Work required
Write out every entry exactly as it appears.

Exercise material
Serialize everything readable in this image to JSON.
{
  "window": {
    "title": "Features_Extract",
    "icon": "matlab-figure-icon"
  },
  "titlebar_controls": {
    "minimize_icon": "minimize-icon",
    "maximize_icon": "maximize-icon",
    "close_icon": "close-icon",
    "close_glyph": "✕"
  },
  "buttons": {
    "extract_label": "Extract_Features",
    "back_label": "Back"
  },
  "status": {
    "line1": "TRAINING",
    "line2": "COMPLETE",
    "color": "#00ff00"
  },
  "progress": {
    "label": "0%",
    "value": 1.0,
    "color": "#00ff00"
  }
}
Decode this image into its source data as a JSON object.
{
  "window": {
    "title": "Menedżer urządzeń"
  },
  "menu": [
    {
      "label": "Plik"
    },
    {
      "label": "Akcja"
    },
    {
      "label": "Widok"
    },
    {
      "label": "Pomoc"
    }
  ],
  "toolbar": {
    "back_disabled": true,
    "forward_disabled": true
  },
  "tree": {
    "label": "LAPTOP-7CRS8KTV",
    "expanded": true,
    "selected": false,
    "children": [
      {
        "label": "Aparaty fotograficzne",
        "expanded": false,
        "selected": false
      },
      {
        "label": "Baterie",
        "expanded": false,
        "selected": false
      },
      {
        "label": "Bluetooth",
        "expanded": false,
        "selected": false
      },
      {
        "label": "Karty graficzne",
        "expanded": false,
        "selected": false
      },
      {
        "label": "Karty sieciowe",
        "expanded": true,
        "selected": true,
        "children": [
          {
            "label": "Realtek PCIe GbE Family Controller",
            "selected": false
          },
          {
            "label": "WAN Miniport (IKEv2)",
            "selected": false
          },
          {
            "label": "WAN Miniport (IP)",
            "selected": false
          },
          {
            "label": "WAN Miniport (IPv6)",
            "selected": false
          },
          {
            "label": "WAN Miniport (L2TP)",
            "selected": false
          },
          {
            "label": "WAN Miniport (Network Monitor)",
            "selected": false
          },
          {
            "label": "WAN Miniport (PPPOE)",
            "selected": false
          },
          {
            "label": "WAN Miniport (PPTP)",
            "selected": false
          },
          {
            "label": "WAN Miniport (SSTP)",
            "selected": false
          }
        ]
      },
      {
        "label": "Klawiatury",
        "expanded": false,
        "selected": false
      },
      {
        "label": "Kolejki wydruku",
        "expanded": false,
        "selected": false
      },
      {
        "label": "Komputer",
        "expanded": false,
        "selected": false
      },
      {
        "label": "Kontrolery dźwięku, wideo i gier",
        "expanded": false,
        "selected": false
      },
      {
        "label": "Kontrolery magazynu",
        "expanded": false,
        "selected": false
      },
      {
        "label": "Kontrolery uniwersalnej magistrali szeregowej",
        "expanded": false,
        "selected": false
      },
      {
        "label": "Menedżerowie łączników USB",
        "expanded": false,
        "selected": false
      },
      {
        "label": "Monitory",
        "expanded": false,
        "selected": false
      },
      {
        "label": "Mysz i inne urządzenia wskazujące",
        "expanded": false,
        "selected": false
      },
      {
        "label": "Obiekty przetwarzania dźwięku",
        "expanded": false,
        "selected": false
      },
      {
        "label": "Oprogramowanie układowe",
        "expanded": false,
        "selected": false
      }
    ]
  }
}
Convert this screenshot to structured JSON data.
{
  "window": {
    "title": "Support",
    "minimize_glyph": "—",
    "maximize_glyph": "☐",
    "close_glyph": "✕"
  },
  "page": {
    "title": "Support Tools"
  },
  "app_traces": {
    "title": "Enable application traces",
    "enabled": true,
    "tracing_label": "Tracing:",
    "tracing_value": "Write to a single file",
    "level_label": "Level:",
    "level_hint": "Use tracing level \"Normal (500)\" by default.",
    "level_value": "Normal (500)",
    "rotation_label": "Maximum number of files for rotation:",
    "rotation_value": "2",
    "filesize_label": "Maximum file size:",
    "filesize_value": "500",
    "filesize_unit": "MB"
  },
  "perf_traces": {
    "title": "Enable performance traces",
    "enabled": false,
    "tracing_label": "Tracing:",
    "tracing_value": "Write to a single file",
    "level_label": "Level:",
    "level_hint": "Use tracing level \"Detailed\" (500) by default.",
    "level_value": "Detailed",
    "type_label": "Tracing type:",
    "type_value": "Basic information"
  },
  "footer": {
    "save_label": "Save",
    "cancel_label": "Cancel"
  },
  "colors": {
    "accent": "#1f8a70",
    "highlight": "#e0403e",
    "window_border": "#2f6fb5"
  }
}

Response to the task
Serialize everything readable in this image to JSON.
{
  "window": {
    "title": "Features_Extract",
    "icon": "matlab-figure-icon"
  },
  "titlebar_controls": {
    "minimize_icon": "minimize-icon",
    "maximize_icon": "maximize-icon",
    "close_icon": "close-icon",
    "close_glyph": "✕"
  },
  "buttons": {
    "extract_label": "Extract_Features",
    "back_label": "Back"
  },
  "status": {
    "line1": "TRAINING",
    "line2": "COMPLETE",
    "color": "#00ff00"
  },
  "progress": {
    "label": "0%",
    "value": 1.0,
    "color": "#00ff00"
  }
}
Decode this image into its source data as a JSON object.
{
  "window": {
    "title": "Menedżer urządzeń"
  },
  "menu": [
    {
      "label": "Plik"
    },
    {
      "label": "Akcja"
    },
    {
      "label": "Widok"
    },
    {
      "label": "Pomoc"
    }
  ],
  "toolbar": {
    "back_disabled": true,
    "forward_disabled": true
  },
  "tree": {
    "label": "LAPTOP-7CRS8KTV",
    "expanded": true,
    "selected": false,
    "children": [
      {
        "label": "Aparaty fotograficzne",
        "expanded": false,
        "selected": false
      },
      {
        "label": "Baterie",
        "expanded": false,
        "selected": false
      },
      {
        "label": "Bluetooth",
        "expanded": false,
        "selected": false
      },
      {
        "label": "Karty graficzne",
        "expanded": false,
        "selected": false
      },
      {
        "label": "Karty sieciowe",
        "expanded": true,
        "selected": true,
        "children": [
          {
            "label": "Realtek PCIe GbE Family Controller",
            "selected": false
          },
          {
            "label": "WAN Miniport (IKEv2)",
            "selected": false
          },
          {
            "label": "WAN Miniport (IP)",
            "selected": false
          },
          {
            "label": "WAN Miniport (IPv6)",
            "selected": false
          },
          {
            "label": "WAN Miniport (L2TP)",
            "selected": false
          },
          {
            "label": "WAN Miniport (Network Monitor)",
            "selected": false
          },
          {
            "label": "WAN Miniport (PPPOE)",
            "selected": false
          },
          {
            "label": "WAN Miniport (PPTP)",
            "selected": false
          },
          {
            "label": "WAN Miniport (SSTP)",
            "selected": false
          }
        ]
      },
      {
        "label": "Klawiatury",
        "expanded": false,
        "selected": false
      },
      {
        "label": "Kolejki wydruku",
        "expanded": false,
        "selected": false
      },
      {
        "label": "Komputer",
        "expanded": false,
        "selected": false
      },
      {
        "label": "Kontrolery dźwięku, wideo i gier",
        "expanded": false,
        "selected": false
      },
      {
        "label": "Kontrolery magazynu",
        "expanded": false,
        "selected": false
      },
      {
        "label": "Kontrolery uniwersalnej magistrali szeregowej",
        "expanded": false,
        "selected": false
      },
      {
        "label": "Menedżerowie łączników USB",
        "expanded": false,
        "selected": false
      },
      {
        "label": "Monitory",
        "expanded": false,
        "selected": false
      },
      {
        "label": "Mysz i inne urządzenia wskazujące",
        "expanded": false,
        "selected": false
      },
      {
        "label": "Obiekty przetwarzania dźwięku",
        "expanded": false,
        "selected": false
      },
      {
        "label": "Oprogramowanie układowe",
        "expanded": false,
        "selected": false
      }
    ]
  }
}
Convert this screenshot to structured JSON data.
{
  "window": {
    "title": "Support",
    "minimize_glyph": "—",
    "maximize_glyph": "☐",
    "close_glyph": "✕"
  },
  "page": {
    "title": "Support Tools"
  },
  "app_traces": {
    "title": "Enable application traces",
    "enabled": true,
    "tracing_label": "Tracing:",
    "tracing_value": "Write to a single file",
    "level_label": "Level:",
    "level_hint": "Use tracing level \"Normal (500)\" by default.",
    "level_value": "Normal (500)",
    "rotation_label": "Maximum number of files for rotation:",
    "rotation_value": "2",
    "filesize_label": "Maximum file size:",
    "filesize_value": "500",
    "filesize_unit": "MB"
  },
  "perf_traces": {
    "title": "Enable performance traces",
    "enabled": false,
    "tracing_label": "Tracing:",
    "tracing_value": "Write to a single file",
    "level_label": "Level:",
    "level_hint": "Use tracing level \"Detailed\" (500) by default.",
    "level_value": "Detailed",
    "type_label": "Tracing type:",
    "type_value": "Basic information"
  },
  "footer": {
    "save_label": "Save",
    "cancel_label": "Cancel"
  },
  "colors": {
    "accent": "#1f8a70",
    "highlight": "#e0403e",
    "window_border": "#2f6fb5"
  }
}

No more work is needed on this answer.